In our series on the global e-scooter ‘Invasion’ in the cities, we have already reported on the obstacles in Germany and the gold-digger mood of US suppliers. The mobility companies there are growing into the scooter and e-scooter market in these weeks. This happens either through cooperations, investments in e-scooter providers or by including this vehicle type in their own portfolio. The race for this lucrative, young customer segment is in full swing. A few examples of recent developments follow in this third part of the series.
What’s going on in the American market?
While UBER mostly unsuccessfully tried to assert itself in Europe against the local, matted taxi centres, in the USA they are already established after a few years. Despite the often uncharming and quite rigorous approach of former UBER boss Travis Kalanick. Since its successor CEO Dara Khosrowshah put down the cowboy style of his predecessor, one is again regarded as a brand.
Said Mobility giant UBER raised 5 million in a recent round of capital and invested part of it directly in the bike-sharing shooting star Lime in June. The plan is to put your logo on the Lime Rollers. Additionally Uber is operator and owner of the bike-sharing service JUMP. Approximately 200 million dollars were invested for this purpose at the beginning of 2018.
Expansion of the vehicle range
UBER therefore clearly focuses on the integration of bicycles and scooters, where possible also in electrified form as e-bikes or e-scooters. In June, both UBER and Lyft, the largest American competitor, applied to run electric scooter programs in San Francisco. However, the city’s municipal tourist office wants to limit itself to five operators in the city and has so far postponed the announcement of the permit. Both Mobility giants want to travel in San Francisco under their own license.
Lyft itself is preparing for the integration of these bikes into its Mobility App thanks to the acquisition of the bike sharing company Motivate. Motivate describes itself as the market leader in North America. To date, it has relied less on its own strong brand than on partnerships with local cities and providers. I myself used the bikes of the citibike brand in Vancouver almost daily during my visit this year.
Lyft has not yet announced when exactly the wheels and scooters will be integrated into the app. With the pressure in the market, however, it is very likely that it will happen soon. In a blog post Lyft himself writes: “Soon you will be able to get real-time transit information, plan a multi-modal journey and use Lyft bikes and scooters to connect to a local stop or a shared pickup location”. That’s a clear statement.
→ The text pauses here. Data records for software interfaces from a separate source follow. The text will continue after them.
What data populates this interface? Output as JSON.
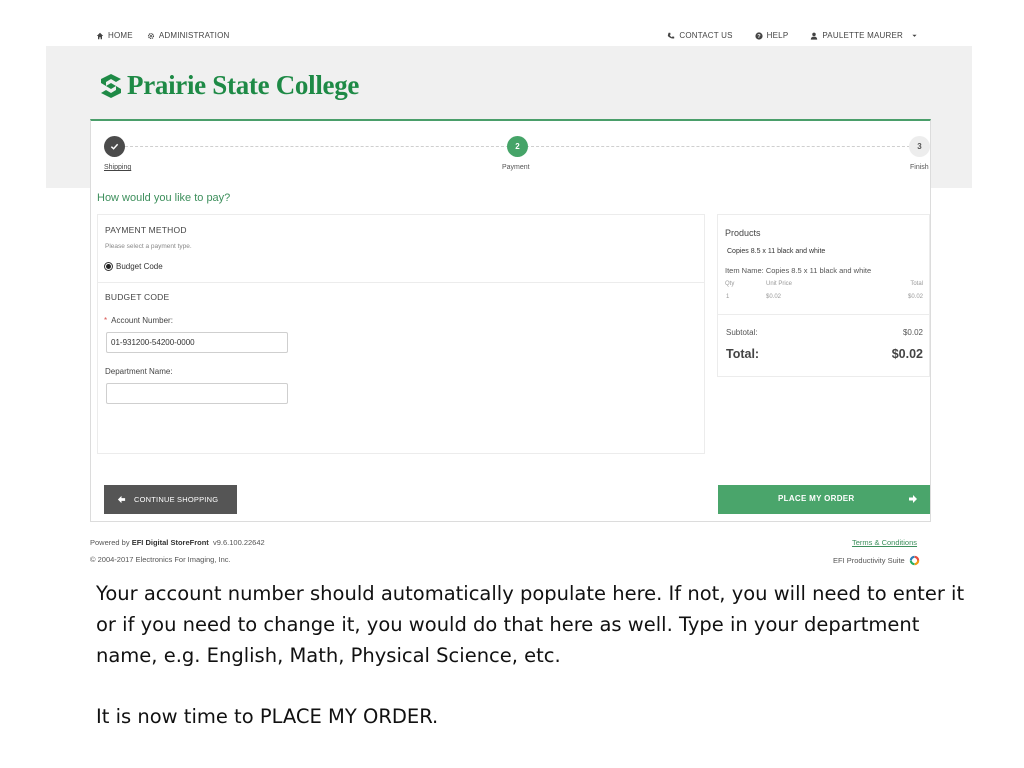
{
  "nav": {
    "home": "HOME",
    "administration": "ADMINISTRATION",
    "contact": "CONTACT US",
    "help": "HELP",
    "user": "PAULETTE MAURER"
  },
  "brand": {
    "name": "Prairie State College",
    "color": "#1e8a46"
  },
  "stepper": {
    "steps": [
      {
        "number": "",
        "label": "Shipping",
        "state": "done"
      },
      {
        "number": "2",
        "label": "Payment",
        "state": "active"
      },
      {
        "number": "3",
        "label": "Finish",
        "state": "todo"
      }
    ]
  },
  "payment": {
    "question": "How would you like to pay?",
    "method_title": "PAYMENT METHOD",
    "method_hint": "Please select a payment type.",
    "method_option": "Budget Code",
    "budget_title": "BUDGET CODE",
    "required_mark": "*",
    "account_label": "Account Number:",
    "account_value": "01-931200-54200-0000",
    "department_label": "Department Name:",
    "department_value": ""
  },
  "summary": {
    "title": "Products",
    "product_name": "Copies 8.5 x 11 black and white",
    "item_name": "Item Name: Copies 8.5 x 11 black and white",
    "headers": {
      "qty": "Qty",
      "unit_price": "Unit Price",
      "total": "Total"
    },
    "row": {
      "qty": "1",
      "unit_price": "$0.02",
      "total": "$0.02"
    },
    "subtotal_label": "Subtotal:",
    "subtotal_value": "$0.02",
    "total_label": "Total:",
    "total_value": "$0.02"
  },
  "buttons": {
    "continue": "CONTINUE SHOPPING",
    "place_order": "PLACE MY ORDER"
  },
  "footer": {
    "powered_prefix": "Powered by",
    "powered_name": "EFI Digital StoreFront",
    "version": "v9.6.100.22642",
    "copyright": "© 2004-2017 Electronics For Imaging, Inc.",
    "terms": "Terms & Conditions",
    "suite": "EFI Productivity Suite"
  },
  "caption": {
    "para1": "Your account number should automatically populate here. If not, you will need to enter it or if you need to change it, you would do that here as well. Type in your department name, e.g. English, Math, Physical Science, etc.",
    "para2": "It is now time to PLACE MY ORDER."
  },
  "colors": {
    "accent_green": "#45a468",
    "dark_button": "#555555"
  }
}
Currently 35 percent of Lyft journeys are shared, but the goal is to achieve approximately 50 percent shared journeys by 2020, said Joseph Okpaku, Vice President of Government Relations at TechCrunch last month. With scooters and bicycles offered via the app, Lyft ” wants to “bridge the first and last mile“.
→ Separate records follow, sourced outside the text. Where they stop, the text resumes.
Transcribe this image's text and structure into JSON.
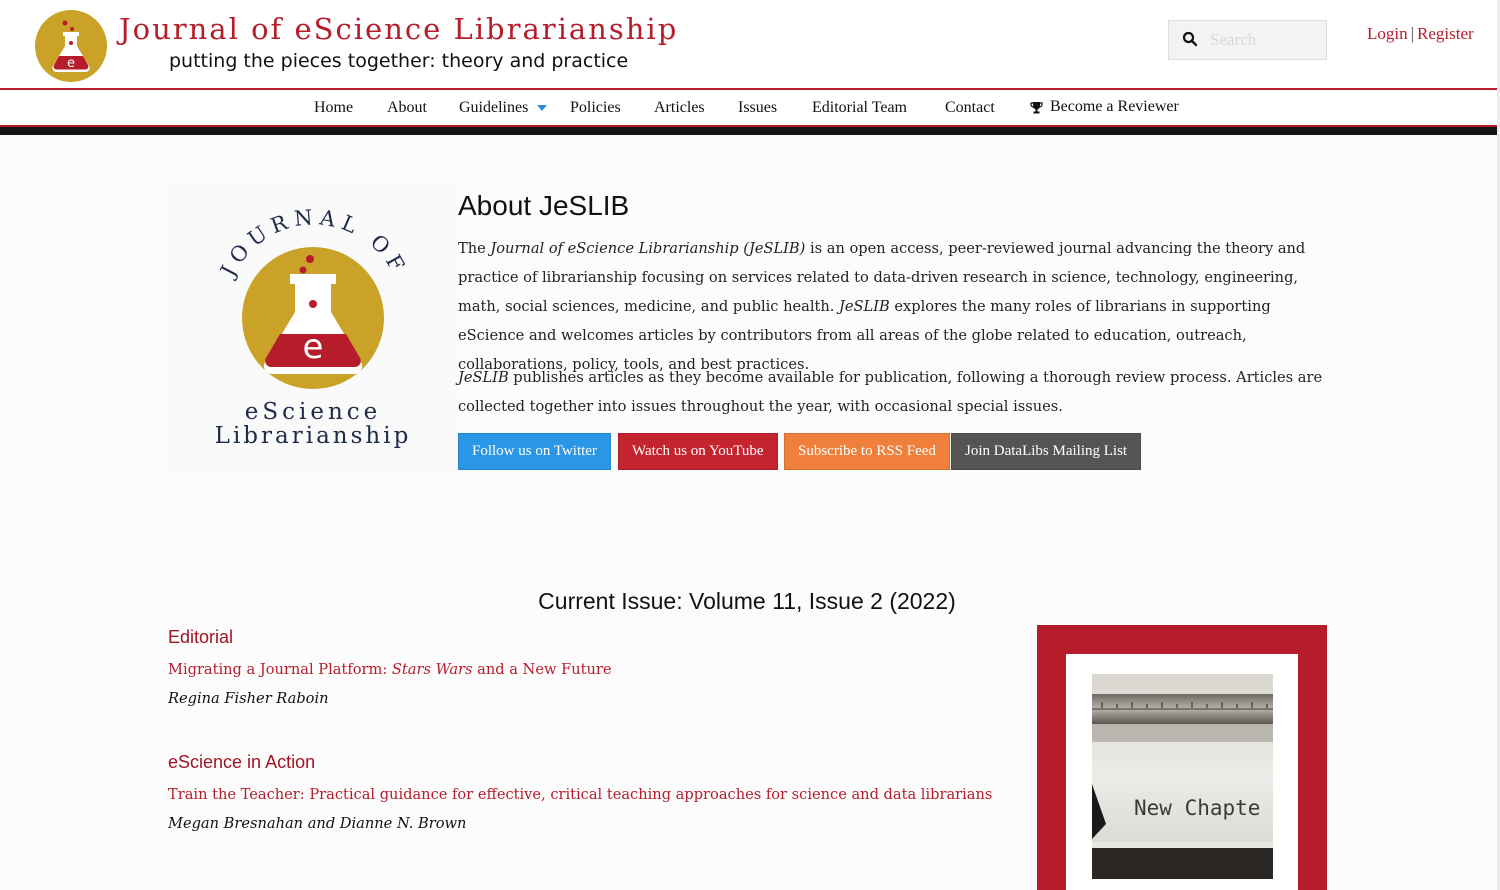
{
  "header": {
    "title": "Journal of eScience Librarianship",
    "tagline": "putting the pieces together: theory and practice",
    "search_placeholder": "Search",
    "login": "Login",
    "separator": "|",
    "register": "Register"
  },
  "nav": {
    "items": [
      "Home",
      "About",
      "Guidelines",
      "Policies",
      "Articles",
      "Issues",
      "Editorial Team",
      "Contact",
      "Become a Reviewer"
    ],
    "dropdown_color": "#2a8fd6"
  },
  "about": {
    "title": "About JeSLIB",
    "logo_text_top": "JOURNAL OF",
    "logo_text_mid": "eScience",
    "logo_text_bottom": "Librarianship",
    "p1_before": "The ",
    "p1_journal": "Journal of eScience Librarianship (JeSLIB)",
    "p1_middle": " is an open access, peer-reviewed journal advancing the theory and practice of librarianship focusing on services related to data-driven research in science, technology, engineering, math, social sciences, medicine, and public health. ",
    "p1_abbr": "JeSLIB",
    "p1_after": " explores the many roles of librarians in supporting eScience and welcomes articles by contributors from all areas of the globe related to education, outreach, collaborations, policy, tools, and best practices.",
    "p2_abbr": "JeSLIB",
    "p2_after": " publishes articles as they become available for publication, following a thorough review process. Articles are collected together into issues throughout the year, with occasional special issues.",
    "buttons": [
      {
        "label": "Follow us on Twitter",
        "color": "#2a96e6"
      },
      {
        "label": "Watch us on YouTube",
        "color": "#c4242e"
      },
      {
        "label": "Subscribe to RSS Feed",
        "color": "#ef7f3a"
      },
      {
        "label": "Join DataLibs Mailing List",
        "color": "#555555"
      }
    ]
  },
  "current_issue": {
    "heading": "Current Issue: Volume 11, Issue 2 (2022)",
    "sections": [
      {
        "title": "Editorial",
        "article_before": "Migrating a Journal Platform: ",
        "article_em": "Stars Wars",
        "article_after": " and a New Future",
        "authors": "Regina Fisher Raboin"
      },
      {
        "title": "eScience in Action",
        "article": "Train the Teacher: Practical guidance for effective, critical teaching approaches for science and data librarians",
        "authors": "Megan Bresnahan and Dianne N. Brown"
      }
    ],
    "cover_text": "New Chapte"
  },
  "colors": {
    "brand_red": "#b71c2b",
    "gold": "#c9a227",
    "navy": "#1e2a4a"
  }
}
The shooting star among the ‘newcomers’ in the market is Bird.
Under the leadership of venture capitalist Sequoia Kapital, Bird raised 0 million in late June and is now valued at an impressive [ billion. The Scooter Startup Bird, based in Venice, California, announced its expansion into Europe a few days ago. You are looking for a General Manager Europe as well as an assistant based in Amsterdam. According to TechCrunch, Bird has an executive on board who previously led the operation in Israel. Understanding how to operate the Bird platform in a country with a number of locations is very important for a successful start in Europe.
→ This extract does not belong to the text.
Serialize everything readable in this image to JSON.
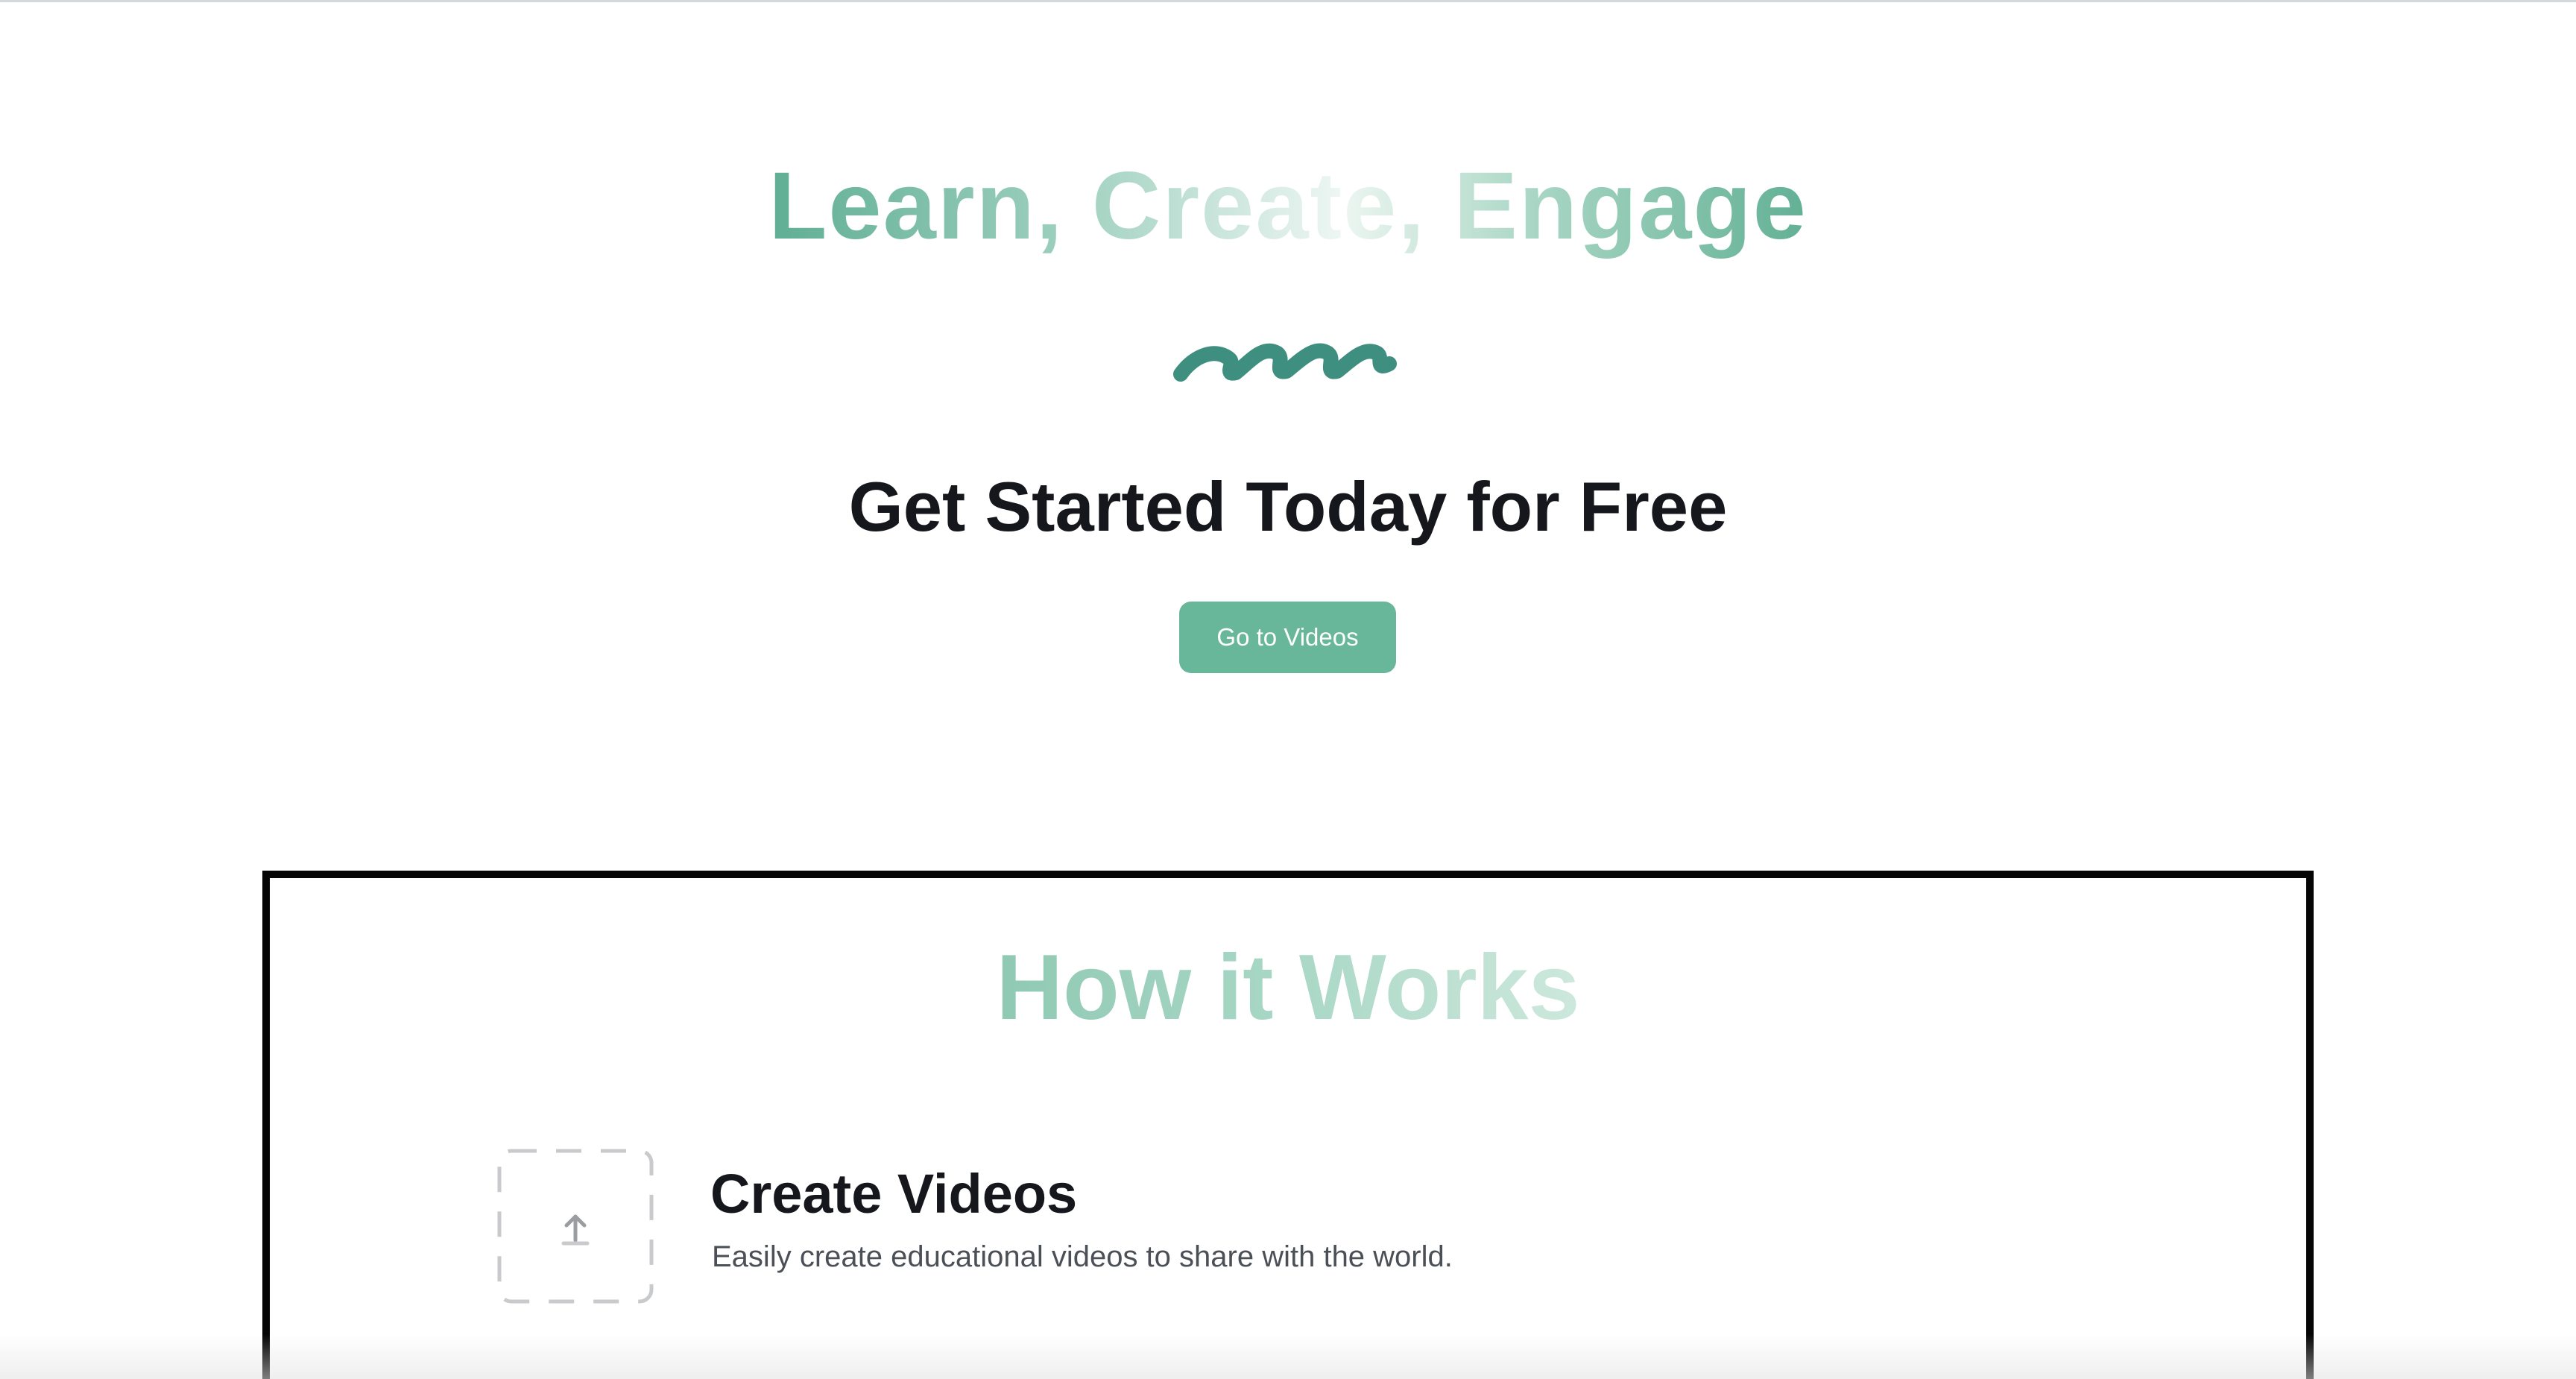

One of the so far somewhat quieter scooter start-ups in the USA is Spin. A seed round of just 8 million US dollars was launched. It was founded in 2016 in San Francisco with the aim of introducing so-called’dockless mobility systems’ in cities and on campus in the USA. The team has gained a lot of experience with various competitors such as Lyft, UBER & Co., the CEO and co-founder Derrik Ko, for example, was previously’Growth Product Manager’ at Lyft.
Spin’s latest financing round is interesting, as the start-up raised around 5 million via a block chain-based security token offering (STO). The idea behind this is to collect money from accredited investors who are then entitled to part of the proceeds from Spin’s e-scooter operation. Thus the tokens are linked to the proceeds at Spin, a kind of hedging for the use of this new crypto currency.
Here are the previous parts of our series on e-scooters on their way to German cities:
Image rights: Bird on Instagram